Transfer of Knowledge Conferences

The Transfer of Knowledge Conferences provide a European forum where both junior and senior researchers present the latest research developments in the field and receive feedback from senior scholars in their respective fields of specialization. These conferences fulfill an important training and networking function for the new generation of social cognition researchers. They offer young scholars the opportunity to develop their own research networks at the forefront of new research initiatives.

These conferences will take place in August – September each year. See the General Information and Application Procedures pages for more information. The upcoming 15th Transfer of Knowledge Conference (ESCON 2013) will take place from August 27th to 1st of September 2013 in Vilnius, Lithuania.

List of past Transfer of Knowledge Conferences.

Participation is open to all researchers working in the field of social cognition. A ratio of 30:70 is set for participation by senior and junior researchers. A senior researcher applies to permanent staff and post-doctoral fellows, and junior researchers to PhD students. It is requested that junior researchers apply once they have commenced their second year of PhD research (note that this requirement applies to the time of the application).

The dissemination of information concerning the Transfer of Knowledge Conferences is largely the responsibility of the Steering Committee, of which there is one member per country. Initial enquiries about conference participation should be directed to the relevant Steering Committee member. Steering Committee members are responsible for the selection of participants from their country (see Application Procedures).

The Transfer of Knowledge Conferences includes two presentation formats, plenary and parallel sessions. Plenary sessions are reserved for invited speakers, and are generally 30 minutes in length, with restricted question time. Parallel sessions are 20 minutes in length with 15 minutes of discussion time. Note that these are general guidelines, and there may be slight alterations to some details, such as the presentation length, by the relevant local organizing committee.

All submitted abstracts and conference presentations should be in English.

The composition of such expert meetings should be carefully prepared to maximize complementarity of expertise, compatibility of research fields, and composition (inter-national) of the participants.

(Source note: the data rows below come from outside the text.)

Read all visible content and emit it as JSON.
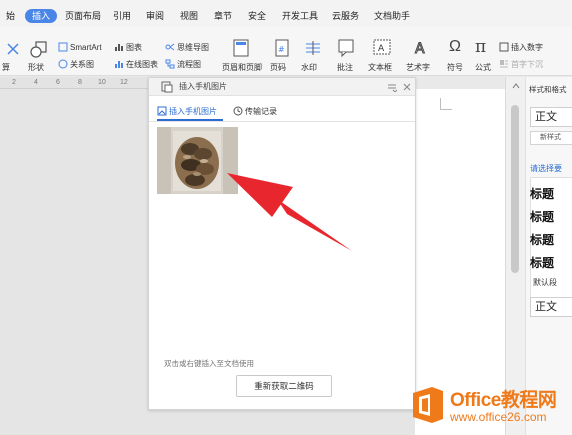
{
  "menubar": {
    "tabs": [
      {
        "label": "始"
      },
      {
        "label": "插入",
        "active": true
      },
      {
        "label": "页面布局"
      },
      {
        "label": "引用"
      },
      {
        "label": "审阅"
      },
      {
        "label": "视图"
      },
      {
        "label": "章节"
      },
      {
        "label": "安全"
      },
      {
        "label": "开发工具"
      },
      {
        "label": "云服务"
      },
      {
        "label": "文档助手"
      }
    ]
  },
  "ribbon": {
    "smartart": "SmartArt",
    "chart": "图表",
    "mindmap": "思维导图",
    "shapes_cut": "算",
    "shapes": "形状",
    "relation": "关系图",
    "online_chart": "在线图表",
    "flowchart": "流程图",
    "header_footer": "页眉和页脚",
    "page_number": "页码",
    "watermark": "水印",
    "comment": "批注",
    "textbox": "文本框",
    "wordart": "艺术字",
    "symbol": "符号",
    "formula": "公式",
    "insert_number": "插入数字",
    "first_drop": "首字下沉",
    "pi_glyph": "π",
    "omega_glyph": "Ω"
  },
  "ruler": {
    "marks": [
      "2",
      "4",
      "6",
      "8",
      "10",
      "12"
    ]
  },
  "panel": {
    "title": "插入手机图片",
    "tab_insert": "插入手机图片",
    "tab_history": "传输记录",
    "hint": "双击或右键插入至文档使用",
    "refresh_button": "重新获取二维码"
  },
  "sidebar": {
    "title": "样式和格式",
    "current_style": "正文",
    "new_style": "新样式",
    "prompt": "请选择要",
    "headings": [
      "标题",
      "标题",
      "标题",
      "标题"
    ],
    "default_para": "默认段",
    "bottom_style": "正文"
  },
  "watermark": {
    "name": "Office教程网",
    "url": "www.office26.com"
  },
  "colors": {
    "accent": "#2b6cd4",
    "tab_active": "#4a86e8",
    "arrow": "#e8262d",
    "watermark": "#ef7a1a"
  }
}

These meetings should be designed to facilitate joint European research programs with an added value that could not be achieved locally. The proposals (see below for Application Details) should be designed to enhance European scientific collaboration by providing a platform for scientists with converging research interests from diverse European countries to develop joint programs. It may be possible to invite one or maximally 2 senior scholars from non-European countries.

The expected outcome of the Expert Meeting is a research proposal (other forms of outcomes may be considered, e.g. edited volumes, other collaborations) that should be submitted to one of the emerging European Research Area funding facilities or existing ones, such as EUROCORES. It will be useful to consult the ESF office for advice on this (Contact at ESF, Ms. Anne Guehl, Administrative Assistant). Indeed, an important indicator of the success of such an expert meeting will be whether the expert group has been able to obtain inter-European funding.

These expert meetings should also facilitate the development long-term joint research ventures. This will be also critical in establishing a European infrastructure that would allow European mobility between senior and junior researchers.

Potential implications of the workshop for graduate training programs would be a further desideratum.

There will be 2 expert meetings per year over the duration of this program. Annually, there are 2 submission deadlines May 1st and November 1st. Applications should be submitted electronically to Dr. Claudia Toma, ESCON Program Coordinator. The proposal will be sent out for review and the applicant will be informed of the outcome within 2 months. Applications should be submitted at least 12 months before the planned meeting.